EXCERPTED RECORDS START

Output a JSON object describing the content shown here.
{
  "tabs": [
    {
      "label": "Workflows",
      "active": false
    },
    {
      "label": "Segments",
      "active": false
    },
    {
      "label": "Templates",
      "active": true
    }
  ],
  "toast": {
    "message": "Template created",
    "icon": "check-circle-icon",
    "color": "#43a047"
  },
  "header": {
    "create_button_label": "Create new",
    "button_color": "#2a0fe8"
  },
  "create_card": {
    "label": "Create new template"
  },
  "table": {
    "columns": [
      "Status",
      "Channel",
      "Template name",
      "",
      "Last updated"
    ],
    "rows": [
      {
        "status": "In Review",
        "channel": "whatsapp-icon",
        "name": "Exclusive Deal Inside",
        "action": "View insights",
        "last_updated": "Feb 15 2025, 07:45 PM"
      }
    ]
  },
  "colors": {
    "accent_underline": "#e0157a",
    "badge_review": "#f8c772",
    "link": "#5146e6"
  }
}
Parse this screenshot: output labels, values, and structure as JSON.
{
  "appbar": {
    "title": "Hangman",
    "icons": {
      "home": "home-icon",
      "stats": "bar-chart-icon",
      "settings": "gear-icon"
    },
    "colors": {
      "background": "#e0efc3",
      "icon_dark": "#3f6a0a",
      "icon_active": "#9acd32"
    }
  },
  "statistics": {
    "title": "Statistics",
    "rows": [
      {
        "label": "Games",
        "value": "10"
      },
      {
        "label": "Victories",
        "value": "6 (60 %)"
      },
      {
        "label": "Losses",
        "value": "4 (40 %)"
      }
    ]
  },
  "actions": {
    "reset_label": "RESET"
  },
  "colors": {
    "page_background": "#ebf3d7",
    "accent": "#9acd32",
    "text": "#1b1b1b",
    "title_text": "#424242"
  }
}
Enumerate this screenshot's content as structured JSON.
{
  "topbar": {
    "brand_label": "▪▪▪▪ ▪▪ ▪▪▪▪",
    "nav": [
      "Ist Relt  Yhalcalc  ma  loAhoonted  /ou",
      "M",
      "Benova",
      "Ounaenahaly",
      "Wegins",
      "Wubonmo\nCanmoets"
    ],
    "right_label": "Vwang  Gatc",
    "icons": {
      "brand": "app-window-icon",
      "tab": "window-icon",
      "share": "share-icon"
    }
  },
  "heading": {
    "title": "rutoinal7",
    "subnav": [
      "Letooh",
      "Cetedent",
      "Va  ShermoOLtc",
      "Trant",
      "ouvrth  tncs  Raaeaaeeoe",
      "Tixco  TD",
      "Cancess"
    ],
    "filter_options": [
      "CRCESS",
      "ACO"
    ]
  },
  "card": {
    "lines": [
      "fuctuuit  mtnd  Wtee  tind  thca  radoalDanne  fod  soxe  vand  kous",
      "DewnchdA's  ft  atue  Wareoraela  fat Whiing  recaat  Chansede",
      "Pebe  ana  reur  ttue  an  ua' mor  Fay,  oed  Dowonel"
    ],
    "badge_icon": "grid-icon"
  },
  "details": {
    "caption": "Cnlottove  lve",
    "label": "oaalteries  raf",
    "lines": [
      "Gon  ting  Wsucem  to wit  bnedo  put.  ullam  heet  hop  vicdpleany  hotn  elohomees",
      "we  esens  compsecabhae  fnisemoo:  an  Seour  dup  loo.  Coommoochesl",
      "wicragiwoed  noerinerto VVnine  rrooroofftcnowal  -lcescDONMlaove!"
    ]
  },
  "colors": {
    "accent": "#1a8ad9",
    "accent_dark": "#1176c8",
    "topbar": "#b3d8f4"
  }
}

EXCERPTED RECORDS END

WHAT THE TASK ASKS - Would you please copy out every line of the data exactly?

RESULT OF THE EXERCISE -
Output a JSON object describing the content shown here.
{
  "tabs": [
    {
      "label": "Workflows",
      "active": false
    },
    {
      "label": "Segments",
      "active": false
    },
    {
      "label": "Templates",
      "active": true
    }
  ],
  "toast": {
    "message": "Template created",
    "icon": "check-circle-icon",
    "color": "#43a047"
  },
  "header": {
    "create_button_label": "Create new",
    "button_color": "#2a0fe8"
  },
  "create_card": {
    "label": "Create new template"
  },
  "table": {
    "columns": [
      "Status",
      "Channel",
      "Template name",
      "",
      "Last updated"
    ],
    "rows": [
      {
        "status": "In Review",
        "channel": "whatsapp-icon",
        "name": "Exclusive Deal Inside",
        "action": "View insights",
        "last_updated": "Feb 15 2025, 07:45 PM"
      }
    ]
  },
  "colors": {
    "accent_underline": "#e0157a",
    "badge_review": "#f8c772",
    "link": "#5146e6"
  }
}
Parse this screenshot: output labels, values, and structure as JSON.
{
  "appbar": {
    "title": "Hangman",
    "icons": {
      "home": "home-icon",
      "stats": "bar-chart-icon",
      "settings": "gear-icon"
    },
    "colors": {
      "background": "#e0efc3",
      "icon_dark": "#3f6a0a",
      "icon_active": "#9acd32"
    }
  },
  "statistics": {
    "title": "Statistics",
    "rows": [
      {
        "label": "Games",
        "value": "10"
      },
      {
        "label": "Victories",
        "value": "6 (60 %)"
      },
      {
        "label": "Losses",
        "value": "4 (40 %)"
      }
    ]
  },
  "actions": {
    "reset_label": "RESET"
  },
  "colors": {
    "page_background": "#ebf3d7",
    "accent": "#9acd32",
    "text": "#1b1b1b",
    "title_text": "#424242"
  }
}
Enumerate this screenshot's content as structured JSON.
{
  "topbar": {
    "brand_label": "▪▪▪▪ ▪▪ ▪▪▪▪",
    "nav": [
      "Ist Relt  Yhalcalc  ma  loAhoonted  /ou",
      "M",
      "Benova",
      "Ounaenahaly",
      "Wegins",
      "Wubonmo\nCanmoets"
    ],
    "right_label": "Vwang  Gatc",
    "icons": {
      "brand": "app-window-icon",
      "tab": "window-icon",
      "share": "share-icon"
    }
  },
  "heading": {
    "title": "rutoinal7",
    "subnav": [
      "Letooh",
      "Cetedent",
      "Va  ShermoOLtc",
      "Trant",
      "ouvrth  tncs  Raaeaaeeoe",
      "Tixco  TD",
      "Cancess"
    ],
    "filter_options": [
      "CRCESS",
      "ACO"
    ]
  },
  "card": {
    "lines": [
      "fuctuuit  mtnd  Wtee  tind  thca  radoalDanne  fod  soxe  vand  kous",
      "DewnchdA's  ft  atue  Wareoraela  fat Whiing  recaat  Chansede",
      "Pebe  ana  reur  ttue  an  ua' mor  Fay,  oed  Dowonel"
    ],
    "badge_icon": "grid-icon"
  },
  "details": {
    "caption": "Cnlottove  lve",
    "label": "oaalteries  raf",
    "lines": [
      "Gon  ting  Wsucem  to wit  bnedo  put.  ullam  heet  hop  vicdpleany  hotn  elohomees",
      "we  esens  compsecabhae  fnisemoo:  an  Seour  dup  loo.  Coommoochesl",
      "wicragiwoed  noerinerto VVnine  rrooroofftcnowal  -lcescDONMlaove!"
    ]
  },
  "colors": {
    "accent": "#1a8ad9",
    "accent_dark": "#1176c8",
    "topbar": "#b3d8f4"
  }
}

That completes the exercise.